By Jamie Tarabay
Read or Download A Crazy Occupation: Eyewitness to the Intifada PDF
Similar australia & oceania books
The dramatic transformation of Australia's northern seas—from an missed backwater to the main militarized and fiercely guarded waters within the region—is chronicled during this attention-grabbing quantity. as soon as a bridge among coastlines and cultures, within the final years of the twentieth century the Timor Sea has turn into Australia's frontline opposed to the specter of invasion.
The ebook of this e-book in 1981 profoundly replaced the best way we comprehend the heritage of family members among indigenous Australians and ecu settlers. It has for the reason that develop into a vintage of Australian heritage. Drawing from documentary and oral proof, the ebook describes in meticulous and compelling aspect the ways that Aborigines answered to the coming of Europeans.
Making Micronesia is the tale of Tosiwo Nakayama, the 1st president of the Federated States of Micronesia (FSM). Born to a eastern father and an island girl in 1931 on an atoll northwest of the most Chuuk Lagoon crew, Nakayama grew up in the course of Japan's colonial management of larger Micronesia and later proved adept at adjusting to existence in post-war Chuuk and below the American-administered belief Territory of the Pacific Islands.

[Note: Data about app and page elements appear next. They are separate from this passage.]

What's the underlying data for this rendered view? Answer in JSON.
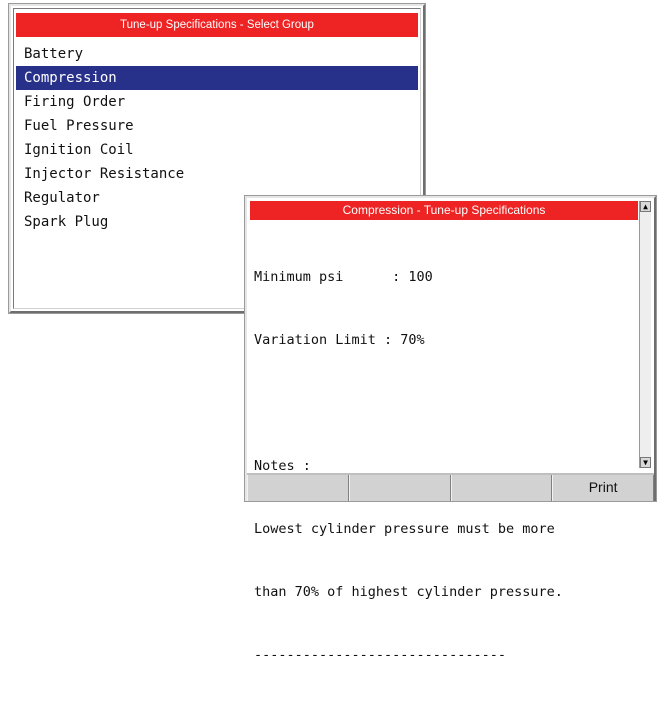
{
  "group_window": {
    "title": "Tune-up Specifications - Select Group",
    "items": [
      {
        "label": "Battery"
      },
      {
        "label": "Compression"
      },
      {
        "label": "Firing Order"
      },
      {
        "label": "Fuel Pressure"
      },
      {
        "label": "Ignition Coil"
      },
      {
        "label": "Injector Resistance"
      },
      {
        "label": "Regulator"
      },
      {
        "label": "Spark Plug"
      }
    ],
    "selected_index": 1
  },
  "spec_window": {
    "title": "Compression - Tune-up Specifications",
    "lines": [
      "Minimum psi      : 100",
      "Variation Limit : 70%",
      "",
      "Notes :",
      "Lowest cylinder pressure must be more",
      "than 70% of highest cylinder pressure.",
      "-------------------------------"
    ],
    "toolbar": [
      "",
      "",
      "",
      "Print"
    ]
  },
  "icons": {
    "scroll_up": "scroll-up-arrow-icon",
    "scroll_down": "scroll-down-arrow-icon"
  },
  "colors": {
    "title_bar": "#ee2323",
    "selection": "#27318a"
  }
}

- Environment, Race, and Nationhood in Australia: Revisiting the Empty North
- Fighting Hard: The Victorian Aborigines Advancement League
- Between Two Worlds - Society, Politics, and Business in the Philippines
- Going to School in Oceania (The Global School Room)
- Historical Dictionary of Papua New Guinea (Historical Dictionaries of Asia, Oceania, and the Middle East)
Extra info for A Crazy Occupation: Eyewitness to the Intifada
We watched for a while, hoping to get a quote or two from him about what it was like to film in the Old City, whether he was worried he might cop some criticism for dressing as an Hassidic Jew, but he was never available. In between takes the make-up people would rush up to him and dab at the sweat on his face and neck or he would rehearse lines and action sequences with other actors. He was darting to and fro, a bundle of energy. After an hour of waiting and nothing more than a severely sunburnt nose for my troubles, we left.
I could hear shooting in the background as he spoke. In my head I was thinking of the Nablus from my assignment at Mas’ha village only a week earlier and trying hard to imagine what I would now find. I tensed up as I listened to Mohammed, his voice calm despite the obvious danger. ‘I am here, at the clashes,’ he said. ’ He sounded remarkably nonchalant considering where he was, but by then I’d noticed that most Palestinians seemed to be relaxed around gunfire. Maybe it comes from the tradition that some have of firing shots in the air during weddings.
We met Abed at a junction at the entrance to Nablus. Lefteris walked around to the back of the car and opened the boot, lifting out the white vest and handing it to me. It’s heavy, I thought as I tried to carry it with one hand. It weighed about twelve kilograms. Lefteris already had a grey one and he had made me wear it on previous occasions, when we went to the Tomb for example. It used to annoy me because he needed it more than I did—I wasn’t in among the gunmen during the clashes, he was. I now also felt bad that I had a jacket as none had arrived for Mohammed or Nasser Ishtayeh.